AUSTRALIAN stocks are expected to open flat today, as investors react to Friday's downgrade of three Australian banks and the Labor leadership contest in Canberra.
While there was a mostly positive lead from Wall Street on Friday, futures markets were pointing to a 0.2 per cent fall when Australian stocks begin trading today.
AMP Capital Investors' chief economist, Shane Oliver, said the downgrades and the leadership vote would be investors' focus this morning. "All up, it suggests a fairly flattish start," Dr Oliver said.
He said the downgrades by Fitch were not a surprise, given that Moody's and Standard and Poor's had already lowered their ratings of Australian banks. "Fitch is really just playing catch-up here," Dr Oliver said. "Mind you, every time it happens there is a little bit of a knee-jerk reaction."

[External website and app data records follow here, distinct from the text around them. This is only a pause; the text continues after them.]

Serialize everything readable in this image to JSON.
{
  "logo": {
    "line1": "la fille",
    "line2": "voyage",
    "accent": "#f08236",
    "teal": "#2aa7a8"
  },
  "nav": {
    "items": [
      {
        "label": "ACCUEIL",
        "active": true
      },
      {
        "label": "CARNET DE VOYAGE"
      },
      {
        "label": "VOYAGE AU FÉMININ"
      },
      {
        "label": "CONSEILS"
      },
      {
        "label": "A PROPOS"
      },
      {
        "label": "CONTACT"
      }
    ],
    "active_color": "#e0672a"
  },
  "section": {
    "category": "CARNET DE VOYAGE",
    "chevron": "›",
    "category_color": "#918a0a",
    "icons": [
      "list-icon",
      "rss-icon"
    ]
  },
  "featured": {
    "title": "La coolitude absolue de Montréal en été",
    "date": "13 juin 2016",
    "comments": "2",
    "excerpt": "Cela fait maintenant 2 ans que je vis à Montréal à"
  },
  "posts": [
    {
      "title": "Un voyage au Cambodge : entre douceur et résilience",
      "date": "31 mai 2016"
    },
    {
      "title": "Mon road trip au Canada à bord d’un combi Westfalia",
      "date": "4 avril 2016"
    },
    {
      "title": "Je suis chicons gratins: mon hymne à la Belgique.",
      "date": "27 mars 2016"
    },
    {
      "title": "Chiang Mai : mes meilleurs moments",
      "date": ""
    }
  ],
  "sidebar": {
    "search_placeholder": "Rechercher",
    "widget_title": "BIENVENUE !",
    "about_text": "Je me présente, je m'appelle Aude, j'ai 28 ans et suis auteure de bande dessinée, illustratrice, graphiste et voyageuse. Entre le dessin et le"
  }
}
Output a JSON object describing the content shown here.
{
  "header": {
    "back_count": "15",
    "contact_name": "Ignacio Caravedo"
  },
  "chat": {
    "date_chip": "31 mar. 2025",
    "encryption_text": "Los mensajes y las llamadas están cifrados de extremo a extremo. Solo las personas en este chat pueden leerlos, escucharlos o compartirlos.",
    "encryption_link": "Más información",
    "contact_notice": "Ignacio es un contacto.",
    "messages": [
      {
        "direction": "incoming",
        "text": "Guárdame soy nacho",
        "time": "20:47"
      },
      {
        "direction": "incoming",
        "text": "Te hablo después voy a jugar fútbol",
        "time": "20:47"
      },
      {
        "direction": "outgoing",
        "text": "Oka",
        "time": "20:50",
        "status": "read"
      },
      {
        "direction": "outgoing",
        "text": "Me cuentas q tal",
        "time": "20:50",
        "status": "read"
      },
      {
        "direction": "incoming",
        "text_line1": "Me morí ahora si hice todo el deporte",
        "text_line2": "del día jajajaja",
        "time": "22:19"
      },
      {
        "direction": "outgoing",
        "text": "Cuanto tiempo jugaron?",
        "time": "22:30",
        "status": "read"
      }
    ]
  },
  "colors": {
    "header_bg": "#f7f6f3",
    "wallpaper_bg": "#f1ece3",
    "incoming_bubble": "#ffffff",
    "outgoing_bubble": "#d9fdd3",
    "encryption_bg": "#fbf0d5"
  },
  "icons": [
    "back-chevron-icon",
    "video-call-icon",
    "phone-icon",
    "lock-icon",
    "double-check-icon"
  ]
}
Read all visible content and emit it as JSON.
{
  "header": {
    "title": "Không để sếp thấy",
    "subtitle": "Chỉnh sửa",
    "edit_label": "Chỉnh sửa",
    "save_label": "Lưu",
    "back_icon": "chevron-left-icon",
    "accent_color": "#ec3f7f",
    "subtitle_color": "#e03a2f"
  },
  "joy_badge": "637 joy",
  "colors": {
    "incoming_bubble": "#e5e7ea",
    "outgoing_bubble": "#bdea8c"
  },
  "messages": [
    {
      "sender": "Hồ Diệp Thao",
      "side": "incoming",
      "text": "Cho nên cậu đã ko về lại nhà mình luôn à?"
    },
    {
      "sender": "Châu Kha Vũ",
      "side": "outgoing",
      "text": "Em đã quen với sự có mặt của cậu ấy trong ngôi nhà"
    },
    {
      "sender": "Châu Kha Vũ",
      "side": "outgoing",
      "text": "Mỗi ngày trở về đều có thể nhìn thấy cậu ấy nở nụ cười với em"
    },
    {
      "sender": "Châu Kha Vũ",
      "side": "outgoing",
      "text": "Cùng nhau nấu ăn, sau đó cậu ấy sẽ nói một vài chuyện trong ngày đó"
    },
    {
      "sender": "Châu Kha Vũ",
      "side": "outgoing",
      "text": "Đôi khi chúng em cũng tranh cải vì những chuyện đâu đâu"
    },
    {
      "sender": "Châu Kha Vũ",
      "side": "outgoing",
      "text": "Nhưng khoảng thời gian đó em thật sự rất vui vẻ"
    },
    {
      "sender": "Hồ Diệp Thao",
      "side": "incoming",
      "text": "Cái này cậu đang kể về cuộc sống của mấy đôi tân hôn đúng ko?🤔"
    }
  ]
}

Positive US economic data helped push Wall Street higher on Friday night. The S&P500 rose by 0.17 per cent to its strongest level since 2008 and the Nasdaq gained 0.23 per cent.
The Dow Jones Industrial Average closed 0.01 per cent weaker.
In equities news this week, QBE Insurance Group, Harvey Norman, Woolworths and James Hardie Industries are among companies due to report their latest profit results.
The February profit reporting season was almost complete, with about 90 per cent of companies having issued results, Dr Oliver said.
"While there have been some bright spots, overall the results are soft, with companies suffering from soft revenue growth, sticky costs and pressure from the strong Australian dollar," he said in a research note.
Only 31 per cent of companies had exceeded market expectations, compared with 37 per cent in the June half and a norm of 45 per cent.
It is a busy week for economic news, with the Bureau of Statistics due to publish retail trade, construction work and building approvals data, among other reports.
Australian stocks finished firmer on Friday, with the benchmark S&P/ASX200 index breaking through the 4300-point resistance level for the first time since December 2011.